Monday, September 03, 2007

An Inhuman Dog Thing

As much as I'd like to, I can't afford to keep up with everything, so I haven't been reading Silent War, but from the looks of this page, the Inhumans have reached new depths of obnoxiousness:

So they take poor Lockjaw back because they're now at war with Earth, and promptly, pointedly go back to ignoring the poor pooch. He had a nice, comfortable loving home, but the weasel-ass Inhumans had to snatch him back-the fuckers! You see, a couple of years back, in the Thing #5, the Thing adopted Lockjaw. The story started out in the Hidden City of Atillan, when lockjaw got a piece of granite debris lodged in his pelt from Karnak's barehanded granite block splitting practice. The giant dog went to each of the royal family in turn seeking help, but they all shooed him away. Lockjaw then teleported to the Baxter Building to be similarly dismissed by the Fantastic Four, until he got to the kind-hearted Ben Grimm:



Eventually, The Inhumans showed up to retrieve their pet, but Lockjaw had his own ideas about that:


So Lockjaw is the Thing's dog, damn it! That rotten little brat Luna doesn't even want to play with the big galoot. Luckily for him, Lockjaw is a teleporting giant dog, so he can come and go as he pleases. Just look at those two playing catch...I'm not even a dog guy, and that melts my blackened heart. Current issues of Fantastic Four haven't mentioned Lockjaw at all, so I like to think Lockjaw has been teleporting back to Earth to hang out with his real master, Benjamin J. Grimm.

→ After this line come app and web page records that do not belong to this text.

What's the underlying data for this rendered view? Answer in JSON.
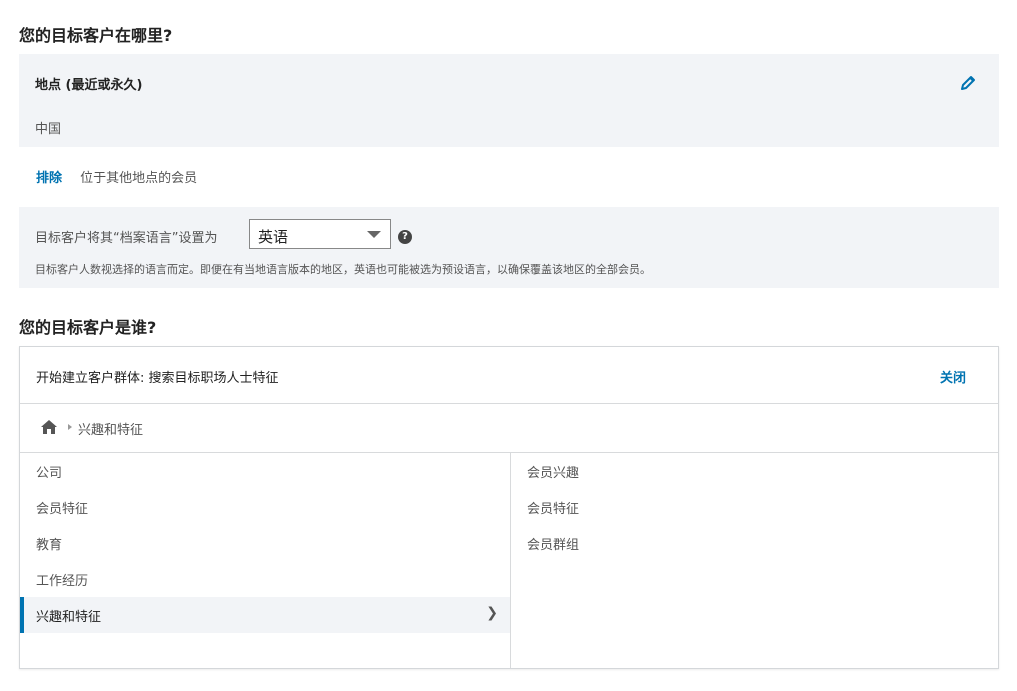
{
  "location_section": {
    "heading": "您的目标客户在哪里?",
    "location_label": "地点 (最近或永久)",
    "location_value": "中国",
    "exclude_link": "排除",
    "exclude_text": "位于其他地点的会员",
    "language_prefix": "目标客户将其“档案语言”设置为",
    "language_value": "英语",
    "language_note": "目标客户人数视选择的语言而定。即便在有当地语言版本的地区，英语也可能被选为预设语言，以确保覆盖该地区的全部会员。"
  },
  "audience_section": {
    "heading": "您的目标客户是谁?",
    "panel_title": "开始建立客户群体: 搜索目标职场人士特征",
    "close_label": "关闭",
    "breadcrumb": "兴趣和特征",
    "left_items": [
      {
        "label": "公司"
      },
      {
        "label": "会员特征"
      },
      {
        "label": "教育"
      },
      {
        "label": "工作经历"
      },
      {
        "label": "兴趣和特征"
      }
    ],
    "right_items": [
      {
        "label": "会员兴趣"
      },
      {
        "label": "会员特征"
      },
      {
        "label": "会员群组"
      }
    ]
  },
  "colors": {
    "accent": "#0073b1",
    "panel_bg": "#f2f4f7"
  },
  "icons": {
    "edit": "pencil-icon",
    "help": "help-icon",
    "home": "home-icon",
    "chevron": "chevron-right-icon"
  }
}
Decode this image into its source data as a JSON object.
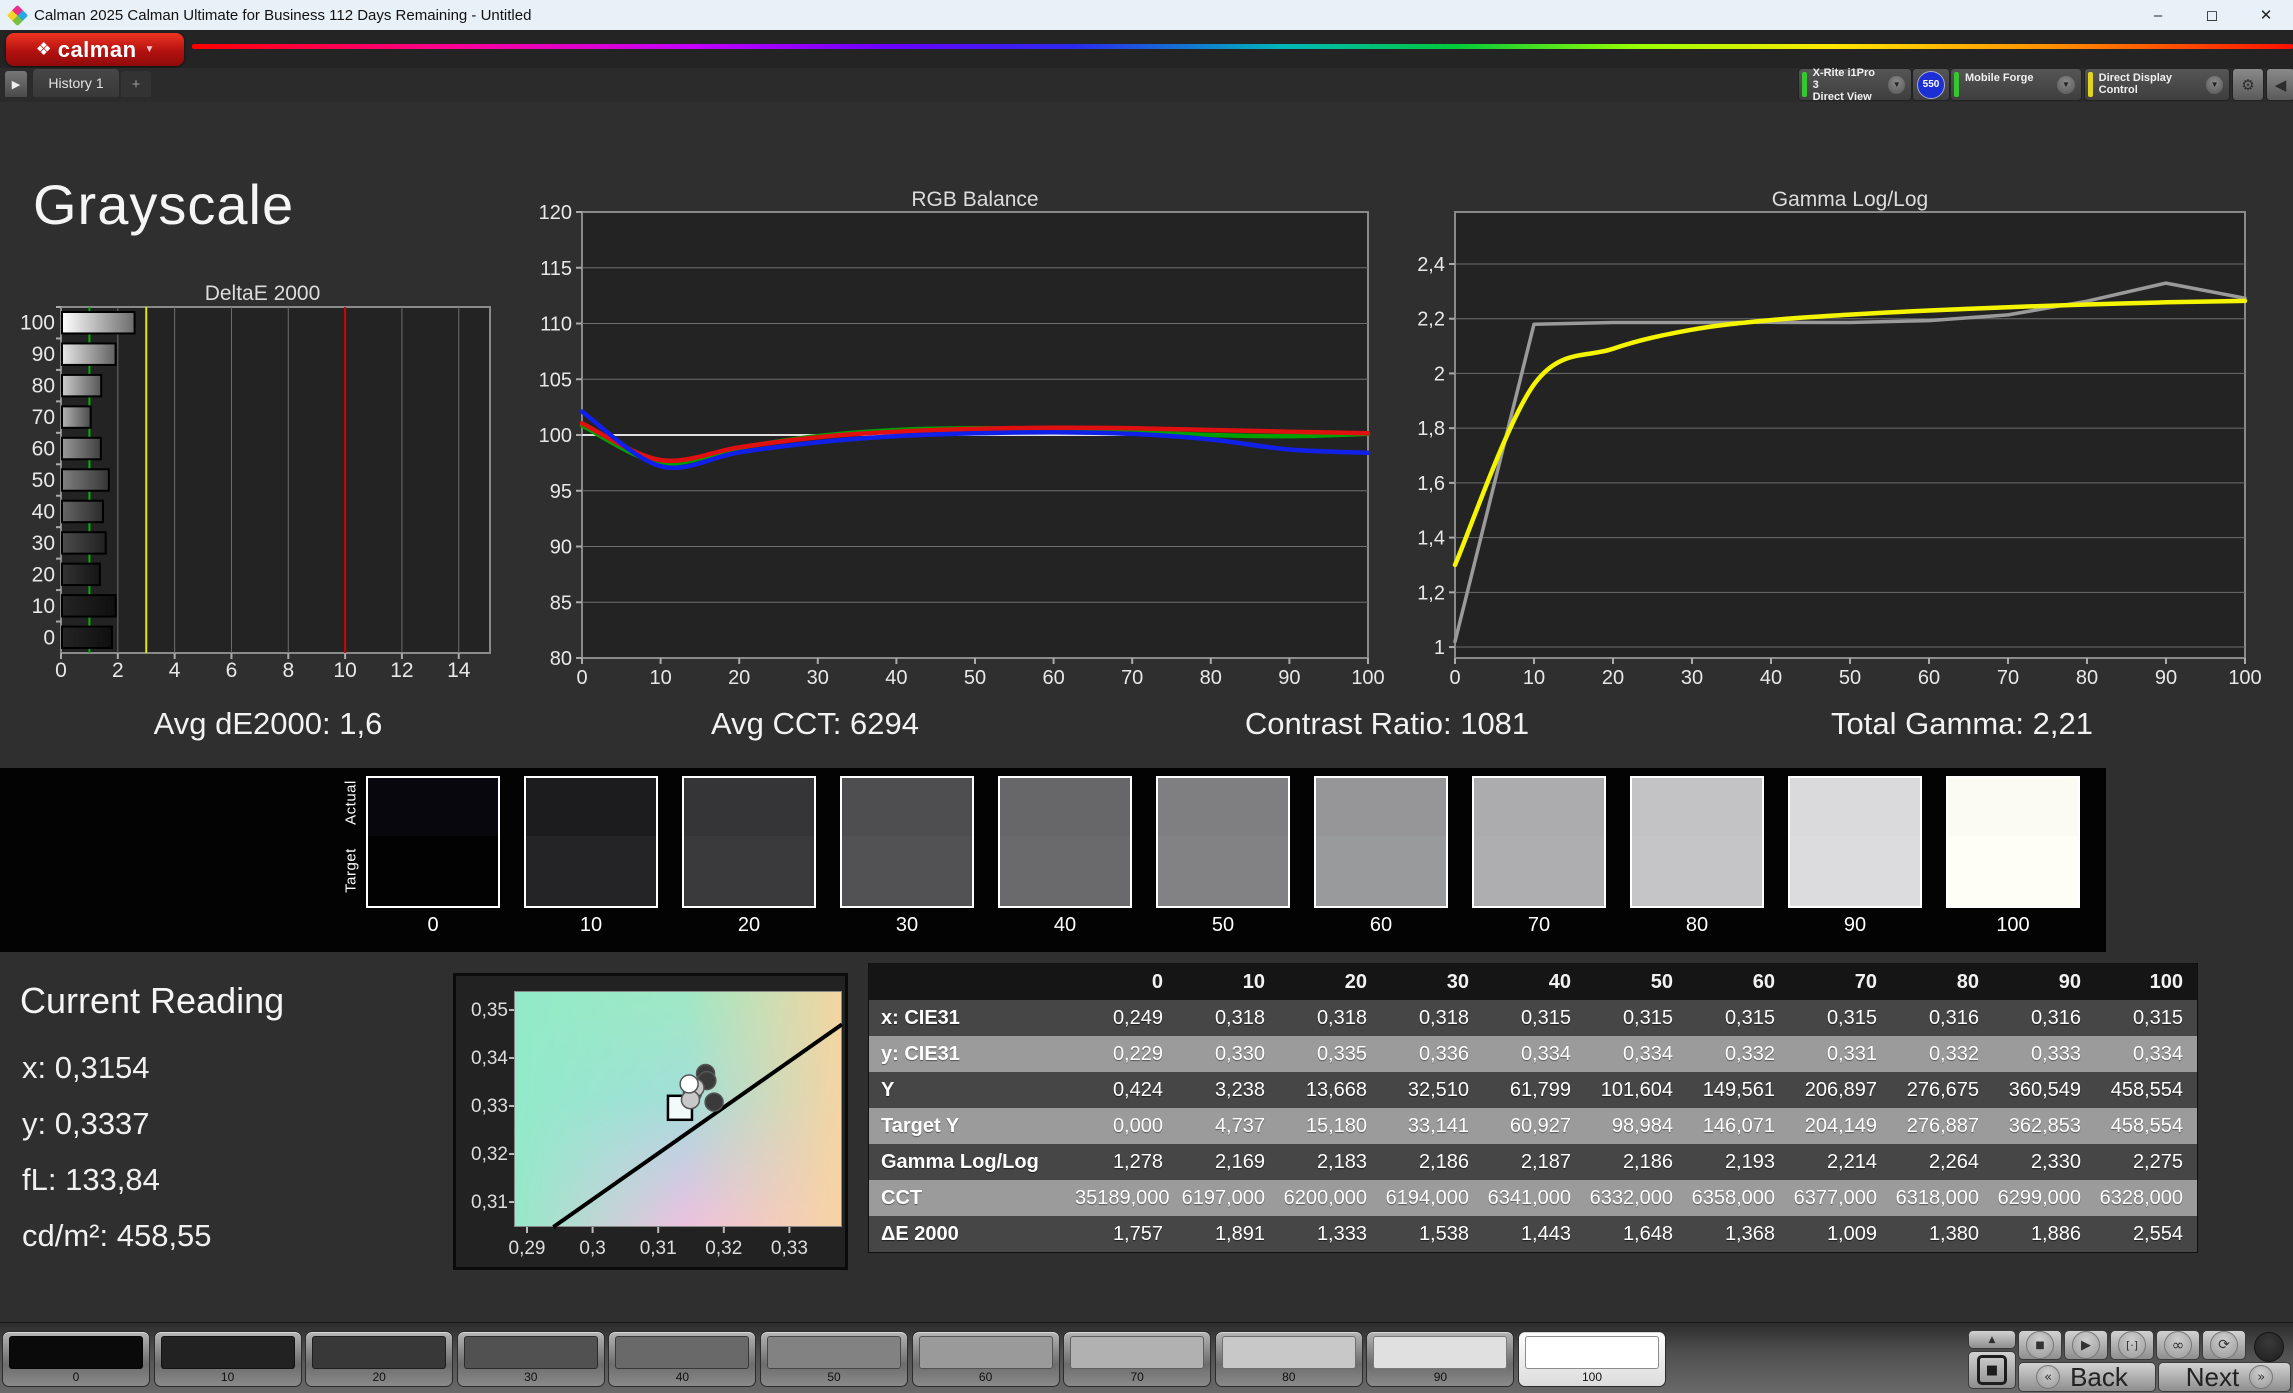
{
  "window": {
    "title": "Calman 2025 Calman Ultimate for Business 112 Days Remaining  - Untitled",
    "minimize": "–",
    "maximize": "◻",
    "close": "✕"
  },
  "header": {
    "logo_diamond": "❖",
    "logo_text": "calman",
    "logo_caret": "▼"
  },
  "tab_bar": {
    "expand_arrow": "▶",
    "history_tab": "History 1",
    "add_tab": "+"
  },
  "meters": {
    "meter1_line1": "X-Rite i1Pro 3",
    "meter1_line2": "Direct View",
    "meter1_status_color": "#35c72f",
    "meter1_badge": "550",
    "meter2_label": "Mobile Forge",
    "meter2_status_color": "#35c72f",
    "meter3_label": "Direct Display Control",
    "meter3_status_color": "#e0d420",
    "caret": "▼",
    "gear": "⚙",
    "collapse_arrow": "◀"
  },
  "page": {
    "title": "Grayscale"
  },
  "stats": {
    "avg_de2000": "Avg dE2000: 1,6",
    "avg_cct": "Avg CCT: 6294",
    "contrast_ratio": "Contrast Ratio: 1081",
    "total_gamma": "Total Gamma: 2,21"
  },
  "chart_data": [
    {
      "id": "deltae",
      "type": "bar",
      "orientation": "horizontal",
      "title": "DeltaE 2000",
      "categories": [
        100,
        90,
        80,
        70,
        60,
        50,
        40,
        30,
        20,
        10,
        0
      ],
      "values": [
        2.554,
        1.886,
        1.38,
        1.009,
        1.368,
        1.648,
        1.443,
        1.538,
        1.333,
        1.891,
        1.757
      ],
      "xlim": [
        0,
        15.1
      ],
      "xticks": [
        "0",
        "2",
        "4",
        "6",
        "8",
        "10",
        "12",
        "14"
      ],
      "marker_lines": [
        {
          "name": "pass",
          "color": "#00b400",
          "x": 1
        },
        {
          "name": "warn",
          "color": "#e6e600",
          "x": 3
        },
        {
          "name": "fail",
          "color": "#d40000",
          "x": 10
        }
      ]
    },
    {
      "id": "rgb_balance",
      "type": "line",
      "title": "RGB Balance",
      "x": [
        0,
        10,
        20,
        30,
        40,
        50,
        60,
        70,
        80,
        90,
        100
      ],
      "xticks": [
        "0",
        "10",
        "20",
        "30",
        "40",
        "50",
        "60",
        "70",
        "80",
        "90",
        "100"
      ],
      "ylim": [
        80,
        120
      ],
      "yticks": [
        "120",
        "115",
        "110",
        "105",
        "100",
        "95",
        "90",
        "85",
        "80"
      ],
      "reference_line": 100,
      "series": [
        {
          "name": "Green",
          "color": "#00a000",
          "smooth": true,
          "values": [
            100.85,
            97.5,
            98.85,
            99.9,
            100.45,
            100.6,
            100.5,
            100.3,
            100.0,
            99.9,
            100.1
          ]
        },
        {
          "name": "Red",
          "color": "#e01010",
          "smooth": true,
          "values": [
            101.05,
            97.75,
            98.9,
            99.8,
            100.3,
            100.55,
            100.65,
            100.6,
            100.45,
            100.3,
            100.15
          ]
        },
        {
          "name": "Blue",
          "color": "#1020e8",
          "smooth": true,
          "values": [
            102.1,
            97.2,
            98.45,
            99.35,
            99.9,
            100.15,
            100.25,
            100.1,
            99.6,
            98.7,
            98.4
          ]
        }
      ]
    },
    {
      "id": "gamma",
      "type": "line",
      "title": "Gamma Log/Log",
      "x": [
        0,
        10,
        20,
        30,
        40,
        50,
        60,
        70,
        80,
        90,
        100
      ],
      "xticks": [
        "0",
        "10",
        "20",
        "30",
        "40",
        "50",
        "60",
        "70",
        "80",
        "90",
        "100"
      ],
      "ylim": [
        0.96,
        2.59
      ],
      "ytick_values": [
        2.4,
        2.2,
        2.0,
        1.8,
        1.6,
        1.4,
        1.2,
        1.0
      ],
      "yticks": [
        "2,4",
        "2,2",
        "2",
        "1,8",
        "1,6",
        "1,4",
        "1,2",
        "1"
      ],
      "series": [
        {
          "name": "Measured",
          "color": "#9a9a9a",
          "smooth": false,
          "values": [
            1.02,
            2.18,
            2.186,
            2.186,
            2.187,
            2.186,
            2.193,
            2.214,
            2.264,
            2.33,
            2.275
          ]
        },
        {
          "name": "Target",
          "color": "#f5f500",
          "smooth": true,
          "values": [
            1.3,
            1.96,
            2.09,
            2.16,
            2.195,
            2.215,
            2.23,
            2.242,
            2.252,
            2.26,
            2.265
          ]
        }
      ]
    },
    {
      "id": "cie_shift",
      "type": "scatter",
      "xticks": [
        "0,29",
        "0,3",
        "0,31",
        "0,32",
        "0,33"
      ],
      "yticks": [
        "0,35",
        "0,34",
        "0,33",
        "0,32",
        "0,31"
      ],
      "xlim": [
        0.288,
        0.338
      ],
      "ylim": [
        0.3045,
        0.354
      ],
      "locus_line": {
        "x1": 0.294,
        "y1": 0.3045,
        "x2": 0.338,
        "y2": 0.347
      },
      "target_square": {
        "x": 0.3133,
        "y": 0.3295
      },
      "points": [
        {
          "x": 0.3172,
          "y": 0.3367,
          "fill": "#3a3a3a"
        },
        {
          "x": 0.3174,
          "y": 0.3352,
          "fill": "#3a3a3a"
        },
        {
          "x": 0.3185,
          "y": 0.3307,
          "fill": "#3a3a3a"
        },
        {
          "x": 0.3152,
          "y": 0.3326,
          "fill": "#c8c8c8"
        },
        {
          "x": 0.3156,
          "y": 0.3337,
          "fill": "#c8c8c8"
        },
        {
          "x": 0.3149,
          "y": 0.3312,
          "fill": "#c8c8c8"
        },
        {
          "x": 0.3147,
          "y": 0.3345,
          "fill": "#ffffff"
        }
      ]
    }
  ],
  "strip": {
    "actual_label": "Actual",
    "target_label": "Target",
    "levels": [
      "0",
      "10",
      "20",
      "30",
      "40",
      "50",
      "60",
      "70",
      "80",
      "90",
      "100"
    ],
    "actual_colors": [
      "#07070d",
      "#1c1c1e",
      "#353537",
      "#4e4e50",
      "#676769",
      "#7f7f81",
      "#969698",
      "#acacae",
      "#c3c3c5",
      "#dadadc",
      "#fbfbf4"
    ],
    "target_colors": [
      "#020203",
      "#242426",
      "#3a3a3c",
      "#525254",
      "#6a6a6c",
      "#828284",
      "#999a9c",
      "#aeaeb0",
      "#c5c5c7",
      "#dcdcde",
      "#fffef6"
    ]
  },
  "current_reading": {
    "title": "Current Reading",
    "lines": [
      "x: 0,3154",
      "y: 0,3337",
      "fL: 133,84",
      "cd/m²: 458,55"
    ]
  },
  "table": {
    "columns": [
      "0",
      "10",
      "20",
      "30",
      "40",
      "50",
      "60",
      "70",
      "80",
      "90",
      "100"
    ],
    "rows": [
      {
        "label": "x: CIE31",
        "values": [
          "0,249",
          "0,318",
          "0,318",
          "0,318",
          "0,315",
          "0,315",
          "0,315",
          "0,315",
          "0,316",
          "0,316",
          "0,315"
        ]
      },
      {
        "label": "y: CIE31",
        "values": [
          "0,229",
          "0,330",
          "0,335",
          "0,336",
          "0,334",
          "0,334",
          "0,332",
          "0,331",
          "0,332",
          "0,333",
          "0,334"
        ]
      },
      {
        "label": "Y",
        "values": [
          "0,424",
          "3,238",
          "13,668",
          "32,510",
          "61,799",
          "101,604",
          "149,561",
          "206,897",
          "276,675",
          "360,549",
          "458,554"
        ]
      },
      {
        "label": "Target Y",
        "values": [
          "0,000",
          "4,737",
          "15,180",
          "33,141",
          "60,927",
          "98,984",
          "146,071",
          "204,149",
          "276,887",
          "362,853",
          "458,554"
        ]
      },
      {
        "label": "Gamma Log/Log",
        "values": [
          "1,278",
          "2,169",
          "2,183",
          "2,186",
          "2,187",
          "2,186",
          "2,193",
          "2,214",
          "2,264",
          "2,330",
          "2,275"
        ]
      },
      {
        "label": "CCT",
        "values": [
          "35189,000",
          "6197,000",
          "6200,000",
          "6194,000",
          "6341,000",
          "6332,000",
          "6358,000",
          "6377,000",
          "6318,000",
          "6299,000",
          "6328,000"
        ]
      },
      {
        "label": "ΔE 2000",
        "values": [
          "1,757",
          "1,891",
          "1,333",
          "1,538",
          "1,443",
          "1,648",
          "1,368",
          "1,009",
          "1,380",
          "1,886",
          "2,554"
        ]
      }
    ]
  },
  "bottom_bar": {
    "levels": [
      "0",
      "10",
      "20",
      "30",
      "40",
      "50",
      "60",
      "70",
      "80",
      "90",
      "100"
    ],
    "level_colors": [
      "#0a0a0a",
      "#222222",
      "#383838",
      "#515151",
      "#696969",
      "#828282",
      "#9a9a9a",
      "#b1b1b1",
      "#c8c8c8",
      "#e0e0e0",
      "#ffffff"
    ],
    "selected_level": "100",
    "icons": {
      "up": "▲",
      "pattern": "■",
      "stop": "■",
      "play": "▶",
      "read": "[·]",
      "infinity": "∞",
      "refresh": "⟳",
      "back_chevron": "«",
      "next_chevron": "»"
    },
    "back_label": "Back",
    "next_label": "Next"
  }
}
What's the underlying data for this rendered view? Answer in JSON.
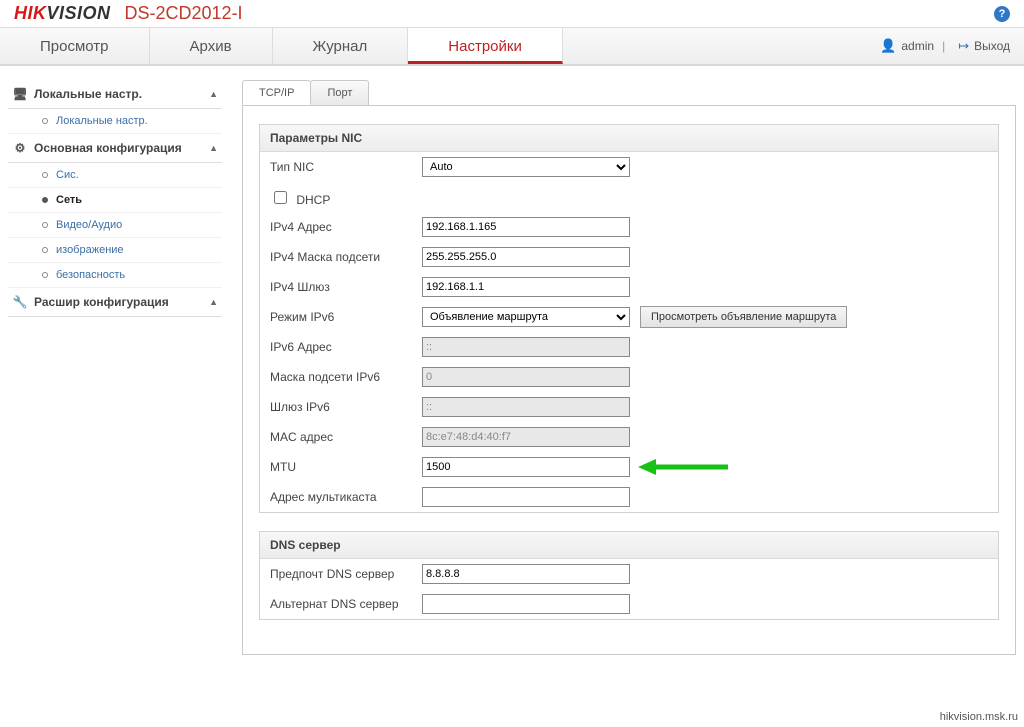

Mark Millar may go out of his way to dismiss the whole thing once he starts writing Fantastic Four -"Honestly, a dog! What was I thinking?"- but we live in hope that that development will pass under his radar completely. If anyone is reading Silent War, and can offer additional Lockjaw-related news or insights, please do so in the comments!